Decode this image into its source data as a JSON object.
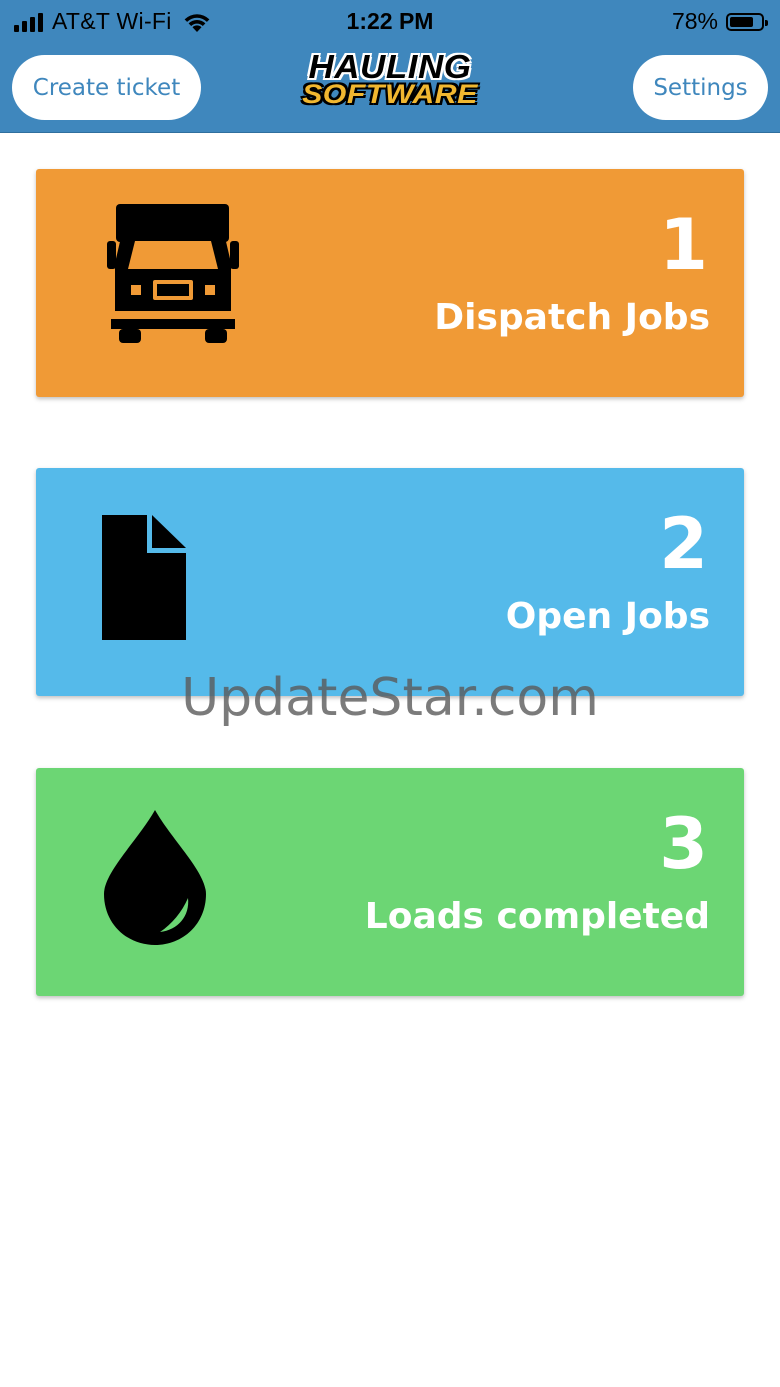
{
  "status_bar": {
    "carrier": "AT&T Wi-Fi",
    "time": "1:22 PM",
    "battery": "78%",
    "battery_level": 0.78,
    "icons": [
      "signal-icon",
      "wifi-icon",
      "battery-icon"
    ]
  },
  "header": {
    "create_ticket_label": "Create ticket",
    "settings_label": "Settings",
    "logo_top": "HAULING",
    "logo_bottom": "SOFTWARE"
  },
  "cards": [
    {
      "count": "1",
      "label": "Dispatch Jobs",
      "icon": "truck-icon",
      "color": "#f09a36"
    },
    {
      "count": "2",
      "label": "Open Jobs",
      "icon": "document-icon",
      "color": "#55baea"
    },
    {
      "count": "3",
      "label": "Loads completed",
      "icon": "drop-icon",
      "color": "#6cd674"
    }
  ],
  "watermark": "UpdateStar.com",
  "colors": {
    "header": "#3f87bd",
    "button_text": "#3f87bd",
    "logo_accent": "#f0b730"
  }
}
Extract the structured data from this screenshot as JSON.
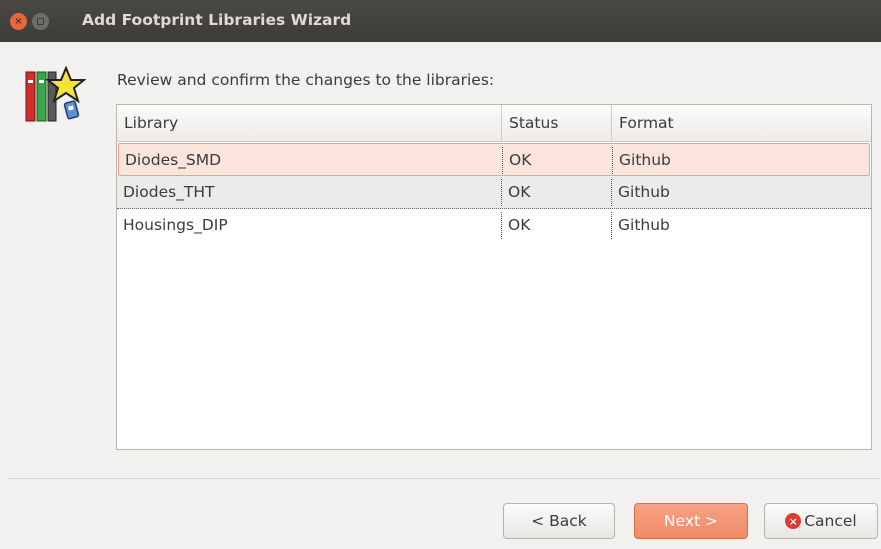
{
  "window": {
    "title": "Add Footprint Libraries Wizard",
    "close_glyph": "×",
    "icon": "library-star-icon"
  },
  "main": {
    "prompt": "Review and confirm the changes to the libraries:",
    "table": {
      "columns": [
        "Library",
        "Status",
        "Format"
      ],
      "rows": [
        {
          "library": "Diodes_SMD",
          "status": "OK",
          "format": "Github",
          "selected": true
        },
        {
          "library": "Diodes_THT",
          "status": "OK",
          "format": "Github",
          "selected": false
        },
        {
          "library": "Housings_DIP",
          "status": "OK",
          "format": "Github",
          "selected": false
        }
      ]
    }
  },
  "buttons": {
    "back": "< Back",
    "next": "Next >",
    "cancel": "Cancel",
    "cancel_glyph": "×"
  },
  "colors": {
    "accent": "#f08a66",
    "selection": "#fbe4dc",
    "titlebar": "#3c3b37"
  }
}
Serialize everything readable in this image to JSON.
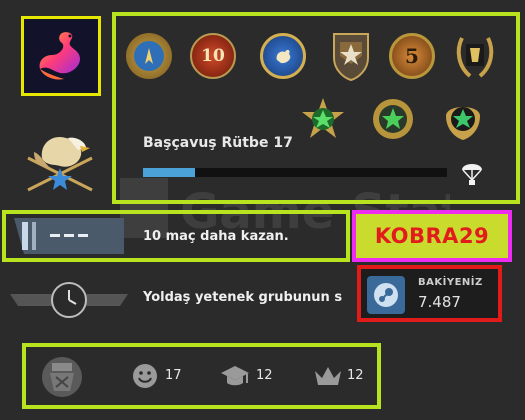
{
  "rank": {
    "title": "Başçavuş Rütbe 17",
    "xp_progress": 0.17
  },
  "win_prompt": "10 maç daha kazan.",
  "skill_group_text": "Yoldaş yetenek grubunun s",
  "player": {
    "name": "KOBRA29"
  },
  "wallet": {
    "label": "BAKİYENİZ",
    "value": "7.487"
  },
  "stats": {
    "friendly": "17",
    "teacher": "12",
    "leader": "12"
  },
  "medals": [
    "10",
    "5"
  ],
  "colors": {
    "highlight_green": "#b7e31f",
    "highlight_magenta": "#ee2bf1",
    "highlight_red": "#e11a1a",
    "xp_blue": "#4aa2d9"
  },
  "icons": [
    "avatar-swan-icon",
    "eagle-rank-icon",
    "parachute-icon",
    "smiley-icon",
    "graduation-cap-icon",
    "crown-icon",
    "steam-icon",
    "stopwatch-wings-icon",
    "skill-badge-icon"
  ]
}
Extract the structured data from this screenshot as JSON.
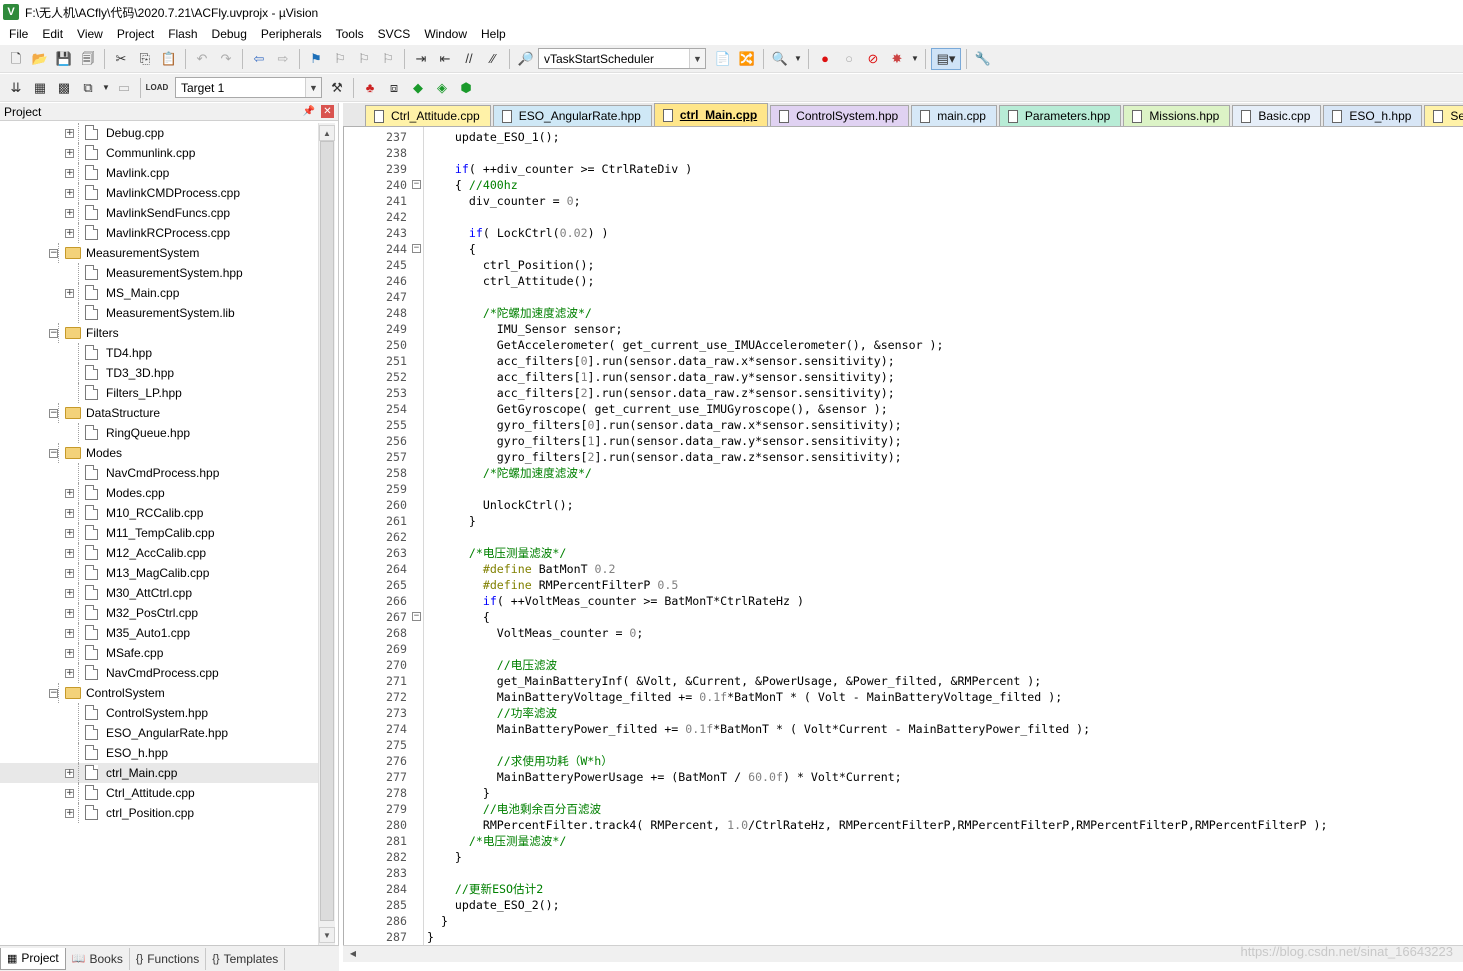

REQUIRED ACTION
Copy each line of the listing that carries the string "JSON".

TASK RESULT
Decode this image into its source data as a JSON object.
Extract the structured data from this screenshot as JSON.
Serialize everything readable in this image to JSON.
Extract the structured data from this screenshot as JSON.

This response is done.